This week features a pottery vase from the Van Briggle company, an American art pottery maker since the late 1890s. Although the company was making pieces into the 21st century, my piece was probably made in the 40s.
Any week now our temperatures will be cold enough that the floral material in the garden will get scarce. It hasn’t happened yet, so I was able to secure a nice selection, including nasturtiums, to grace the vase.
Dahlias, nasturtium, dicentra vine, and a pomegranate
The nasturtiums and the dark dahlia were a great color echo combination.
I’m traveling right now, so who knows what will be left when I return. Curiously, I am in the midwest and by now would expect to see a lot of color in trees. That’s not the case, although there are some bare trees, most appear to be hanging on to their leaves. Perhaps the cause is the record rainfall and warm temperatures?
There are a surprising number of pink and purple flowers in the autumnal garden and I’ve taken a selection of these and grouped them into a tablescape arrangement. I have had this collection of small vases in greens and ambers that I typically use individually. They make a nice grouped arrangement.
A close up of a few of the flowers:
Fushia, phormium, and lezpedeza (drappey purple flower aka bush clover)
Tricyrtis and dahlia
I also participated in Petal it Forward yesterday. Sponsored by the Society of American Florists S, it’s was a fun event to share the joy of flowers.
Studies have shown giving and receiving flowers reduces stress, brightens moods and brings people together.
The sun is weakening when it is not hidden behind the clouds which form regularly. The temperature is dropping. Rain splatters the plants pushing them into the dirt. I still have plenty to pick in the garden: roses, dahlias, hydrangeas, fushias, a smattering of other things. This week I wanted to highlight an antique glass vase I inherited from my mother-in-law, graced with a few garden roses.
Flowers include: unnamed rose, Climbing Joseph’s cloak rose, fushia and evergreen huckleberries.
Using a remaindered vase I echoed the mosaic colors (yellow, pink and a little blue) with late summer flowers from the garden.
Flowers include: Dahlias, faded hydrangea heads, Japanese anemones, clematis.
Our average first frost doesn’t typically come until November, but October days can be damp, dank and cold, shutting down flower development. So we’ll see what the weeks will bring but til then we have this perhaps last glimpse of late summer.
Working with very autumnal material.
V.1. with only Chinese Lanterns
V.2. With the addition of some garden dahlias
And in position on the mantel
As probably is fitting for a floral designer, I have an abundance of vases.
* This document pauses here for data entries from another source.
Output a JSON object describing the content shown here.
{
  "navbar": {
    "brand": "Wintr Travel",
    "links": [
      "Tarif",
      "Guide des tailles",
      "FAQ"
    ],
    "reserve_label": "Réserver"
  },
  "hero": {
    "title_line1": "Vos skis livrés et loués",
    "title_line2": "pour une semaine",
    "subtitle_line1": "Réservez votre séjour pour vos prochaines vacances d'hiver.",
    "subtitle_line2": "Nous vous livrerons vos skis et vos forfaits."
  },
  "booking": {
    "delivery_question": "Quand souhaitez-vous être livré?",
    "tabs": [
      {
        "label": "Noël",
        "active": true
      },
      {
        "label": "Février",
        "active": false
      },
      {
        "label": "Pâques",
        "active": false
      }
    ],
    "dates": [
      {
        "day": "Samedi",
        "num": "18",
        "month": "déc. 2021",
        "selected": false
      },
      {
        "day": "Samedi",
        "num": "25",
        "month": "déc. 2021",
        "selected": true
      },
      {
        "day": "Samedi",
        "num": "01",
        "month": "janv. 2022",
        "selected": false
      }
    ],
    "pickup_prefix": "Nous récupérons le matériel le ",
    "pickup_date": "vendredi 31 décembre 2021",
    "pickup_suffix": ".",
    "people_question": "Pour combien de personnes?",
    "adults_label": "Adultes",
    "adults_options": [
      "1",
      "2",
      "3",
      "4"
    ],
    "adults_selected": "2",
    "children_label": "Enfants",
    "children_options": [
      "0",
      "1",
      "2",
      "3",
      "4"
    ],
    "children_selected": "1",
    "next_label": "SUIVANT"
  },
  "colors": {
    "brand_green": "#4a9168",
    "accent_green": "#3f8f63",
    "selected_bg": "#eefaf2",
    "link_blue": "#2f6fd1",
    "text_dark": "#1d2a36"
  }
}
At least 40 of some kind at last count. And that doesn’t count the other things I use as containers/vessels. I thought it would be fun to challenge myself to use every one of my vessels/vases through the year. Voila, the 52 vase project. A vase (or vessel) a week.
Most weeks I will try to use things available in the garden. And who knows where that will lead. My kick off piece is this featuring blues and whites.
White garden roses
Aster Woods blue
Hydrangea possibly Pimpernel classic blue (grown from a cutting)
Assorted florists leaves and grasses
It’s hot here in the Pacific NW as it is elsewhere in the US. It’s the time of summer, outdoor weddings when the risk of rain is low and nature is green and verdant. While we love outdoor weddings, they have a certain danger point for floral designers – the heat and lack of humidity mean flowers wilt quickly. Something you won’t see in those lovely pinterests photos nor discussed in bridal magazines. We do our best to provide peak beauty but the weather is a stressor on flowers and floral designers alike.
Our most recent wedding had a floral arbor. You can see the arbor in process in these photos.
Flower colors for this wedding were greens and blushes with a bit of yellow. These photos don’t do the setting or the flowers justice. Hoping for better photos from the official wedding.
Behind the scenes…. And earlier in the day.
Best wishes to the bride and groom!